- PROBLEM TO SOLVE:
Among the entries below, which lines include the string "heading"? Show each one.

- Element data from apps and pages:
+++

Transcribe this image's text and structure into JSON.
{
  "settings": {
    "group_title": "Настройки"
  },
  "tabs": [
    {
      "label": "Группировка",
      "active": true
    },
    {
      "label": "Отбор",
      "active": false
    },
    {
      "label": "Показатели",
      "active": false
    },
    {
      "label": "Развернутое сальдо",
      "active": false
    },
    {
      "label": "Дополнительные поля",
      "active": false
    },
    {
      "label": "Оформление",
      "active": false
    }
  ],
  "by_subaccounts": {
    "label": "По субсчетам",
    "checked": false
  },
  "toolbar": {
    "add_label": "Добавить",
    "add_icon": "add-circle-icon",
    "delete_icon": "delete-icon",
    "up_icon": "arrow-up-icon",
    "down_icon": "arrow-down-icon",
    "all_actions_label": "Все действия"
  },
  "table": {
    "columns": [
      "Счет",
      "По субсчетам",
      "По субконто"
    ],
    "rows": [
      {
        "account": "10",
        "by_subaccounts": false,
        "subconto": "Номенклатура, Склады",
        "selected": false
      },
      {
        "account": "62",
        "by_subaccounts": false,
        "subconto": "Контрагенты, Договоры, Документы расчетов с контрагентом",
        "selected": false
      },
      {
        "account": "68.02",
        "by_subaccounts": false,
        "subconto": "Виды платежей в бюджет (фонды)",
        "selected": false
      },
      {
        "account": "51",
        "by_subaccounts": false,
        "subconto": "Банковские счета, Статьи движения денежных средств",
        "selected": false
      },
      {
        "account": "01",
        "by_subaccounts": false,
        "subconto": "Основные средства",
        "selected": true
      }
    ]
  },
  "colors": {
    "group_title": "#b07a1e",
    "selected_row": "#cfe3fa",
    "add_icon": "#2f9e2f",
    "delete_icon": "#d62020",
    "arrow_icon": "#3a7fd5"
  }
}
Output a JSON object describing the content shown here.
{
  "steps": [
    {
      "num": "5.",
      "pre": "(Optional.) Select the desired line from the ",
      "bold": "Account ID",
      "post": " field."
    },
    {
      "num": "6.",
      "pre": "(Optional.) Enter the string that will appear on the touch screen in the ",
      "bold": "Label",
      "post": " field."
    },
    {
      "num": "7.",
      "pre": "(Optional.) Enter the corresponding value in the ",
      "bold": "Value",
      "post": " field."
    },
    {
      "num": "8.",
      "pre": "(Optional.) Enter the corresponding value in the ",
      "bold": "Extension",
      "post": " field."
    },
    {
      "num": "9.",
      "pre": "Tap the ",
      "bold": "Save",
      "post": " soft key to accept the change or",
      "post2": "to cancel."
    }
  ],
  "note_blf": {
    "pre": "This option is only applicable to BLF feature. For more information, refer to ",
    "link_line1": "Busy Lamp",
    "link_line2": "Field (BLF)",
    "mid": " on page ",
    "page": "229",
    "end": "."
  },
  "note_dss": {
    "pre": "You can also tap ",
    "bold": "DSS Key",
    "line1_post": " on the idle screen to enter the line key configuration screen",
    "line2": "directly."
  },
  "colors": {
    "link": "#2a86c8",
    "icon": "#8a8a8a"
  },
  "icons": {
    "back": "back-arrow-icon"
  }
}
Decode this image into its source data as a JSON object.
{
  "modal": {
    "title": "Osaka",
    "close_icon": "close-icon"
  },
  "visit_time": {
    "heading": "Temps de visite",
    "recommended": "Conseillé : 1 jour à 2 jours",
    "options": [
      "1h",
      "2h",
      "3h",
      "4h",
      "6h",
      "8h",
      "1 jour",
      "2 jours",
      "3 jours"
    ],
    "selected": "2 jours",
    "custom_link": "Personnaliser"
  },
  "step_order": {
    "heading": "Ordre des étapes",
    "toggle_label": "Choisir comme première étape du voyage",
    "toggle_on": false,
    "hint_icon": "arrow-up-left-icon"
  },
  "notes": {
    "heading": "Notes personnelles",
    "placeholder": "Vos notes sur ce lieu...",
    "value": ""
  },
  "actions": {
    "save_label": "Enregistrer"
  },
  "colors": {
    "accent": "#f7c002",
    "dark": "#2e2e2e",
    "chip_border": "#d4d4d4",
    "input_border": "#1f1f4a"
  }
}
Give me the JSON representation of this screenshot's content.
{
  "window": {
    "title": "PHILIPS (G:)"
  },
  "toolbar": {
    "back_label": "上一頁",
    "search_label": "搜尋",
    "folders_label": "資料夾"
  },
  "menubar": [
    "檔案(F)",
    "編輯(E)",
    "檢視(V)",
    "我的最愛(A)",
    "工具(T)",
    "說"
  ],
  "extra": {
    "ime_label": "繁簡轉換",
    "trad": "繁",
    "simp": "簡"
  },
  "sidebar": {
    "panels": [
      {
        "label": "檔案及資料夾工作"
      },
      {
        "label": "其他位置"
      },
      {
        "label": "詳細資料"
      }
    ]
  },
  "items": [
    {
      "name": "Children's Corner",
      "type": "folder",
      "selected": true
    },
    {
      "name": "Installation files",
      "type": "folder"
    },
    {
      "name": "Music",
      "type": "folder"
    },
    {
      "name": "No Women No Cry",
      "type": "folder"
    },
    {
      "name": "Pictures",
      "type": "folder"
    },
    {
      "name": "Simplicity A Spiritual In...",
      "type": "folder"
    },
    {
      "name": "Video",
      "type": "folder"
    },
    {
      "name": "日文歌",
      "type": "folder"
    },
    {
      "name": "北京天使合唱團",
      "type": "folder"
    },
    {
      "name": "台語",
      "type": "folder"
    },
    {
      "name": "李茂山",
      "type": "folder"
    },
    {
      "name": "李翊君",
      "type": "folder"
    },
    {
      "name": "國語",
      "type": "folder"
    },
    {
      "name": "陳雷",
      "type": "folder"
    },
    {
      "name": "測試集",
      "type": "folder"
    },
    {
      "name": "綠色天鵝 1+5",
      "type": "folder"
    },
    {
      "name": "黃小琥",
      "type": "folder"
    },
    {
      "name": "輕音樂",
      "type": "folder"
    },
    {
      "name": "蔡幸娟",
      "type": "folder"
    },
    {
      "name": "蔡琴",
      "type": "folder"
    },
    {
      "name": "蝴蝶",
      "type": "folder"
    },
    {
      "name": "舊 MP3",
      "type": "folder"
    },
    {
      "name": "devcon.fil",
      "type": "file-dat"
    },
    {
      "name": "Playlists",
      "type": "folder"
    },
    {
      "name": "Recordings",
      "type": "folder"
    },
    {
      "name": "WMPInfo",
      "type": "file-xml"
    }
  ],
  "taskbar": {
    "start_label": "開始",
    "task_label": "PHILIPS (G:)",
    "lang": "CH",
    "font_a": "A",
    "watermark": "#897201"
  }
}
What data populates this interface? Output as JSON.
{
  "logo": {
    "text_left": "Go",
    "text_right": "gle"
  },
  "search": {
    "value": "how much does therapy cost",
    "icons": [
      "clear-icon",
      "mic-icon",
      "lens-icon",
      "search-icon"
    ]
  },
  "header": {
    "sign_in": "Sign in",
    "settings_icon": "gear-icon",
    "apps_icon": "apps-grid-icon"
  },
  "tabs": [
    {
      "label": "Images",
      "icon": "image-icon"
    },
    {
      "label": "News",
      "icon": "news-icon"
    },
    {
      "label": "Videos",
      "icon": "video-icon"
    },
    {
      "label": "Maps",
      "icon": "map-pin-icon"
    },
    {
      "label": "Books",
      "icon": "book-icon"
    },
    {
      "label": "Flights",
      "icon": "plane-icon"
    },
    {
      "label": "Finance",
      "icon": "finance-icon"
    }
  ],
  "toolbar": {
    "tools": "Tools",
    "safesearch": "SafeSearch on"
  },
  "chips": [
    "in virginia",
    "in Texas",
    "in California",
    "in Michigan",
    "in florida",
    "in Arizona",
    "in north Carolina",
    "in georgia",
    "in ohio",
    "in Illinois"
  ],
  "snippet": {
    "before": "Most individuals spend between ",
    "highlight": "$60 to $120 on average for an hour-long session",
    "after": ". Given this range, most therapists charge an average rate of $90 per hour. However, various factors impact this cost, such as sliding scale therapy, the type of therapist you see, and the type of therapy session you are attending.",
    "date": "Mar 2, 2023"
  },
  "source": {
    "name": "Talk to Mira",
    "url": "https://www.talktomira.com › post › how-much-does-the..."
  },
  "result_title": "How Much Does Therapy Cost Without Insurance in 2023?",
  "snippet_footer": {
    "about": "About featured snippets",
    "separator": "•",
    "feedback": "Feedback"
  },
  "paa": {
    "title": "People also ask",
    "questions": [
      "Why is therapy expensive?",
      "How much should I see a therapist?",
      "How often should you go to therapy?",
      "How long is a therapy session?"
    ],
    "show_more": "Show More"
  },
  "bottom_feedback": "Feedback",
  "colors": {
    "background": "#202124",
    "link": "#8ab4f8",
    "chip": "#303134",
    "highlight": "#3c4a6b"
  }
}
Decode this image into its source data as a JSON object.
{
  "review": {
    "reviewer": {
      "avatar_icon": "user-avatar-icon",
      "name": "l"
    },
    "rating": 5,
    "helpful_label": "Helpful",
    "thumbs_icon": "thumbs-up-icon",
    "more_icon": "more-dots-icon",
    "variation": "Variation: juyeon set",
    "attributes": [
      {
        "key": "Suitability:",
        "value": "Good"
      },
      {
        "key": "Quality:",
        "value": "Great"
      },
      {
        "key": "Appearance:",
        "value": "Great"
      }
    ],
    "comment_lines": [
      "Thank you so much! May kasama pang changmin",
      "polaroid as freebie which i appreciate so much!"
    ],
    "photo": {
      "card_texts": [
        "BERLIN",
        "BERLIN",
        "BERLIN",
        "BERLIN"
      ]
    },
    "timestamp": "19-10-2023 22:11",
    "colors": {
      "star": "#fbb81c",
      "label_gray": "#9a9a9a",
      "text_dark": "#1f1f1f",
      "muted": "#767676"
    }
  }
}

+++

- EXPECTED OUTPUT:
    "heading": "Temps de visite",
    "heading": "Ordre des étapes",
    "heading": "Notes personnelles",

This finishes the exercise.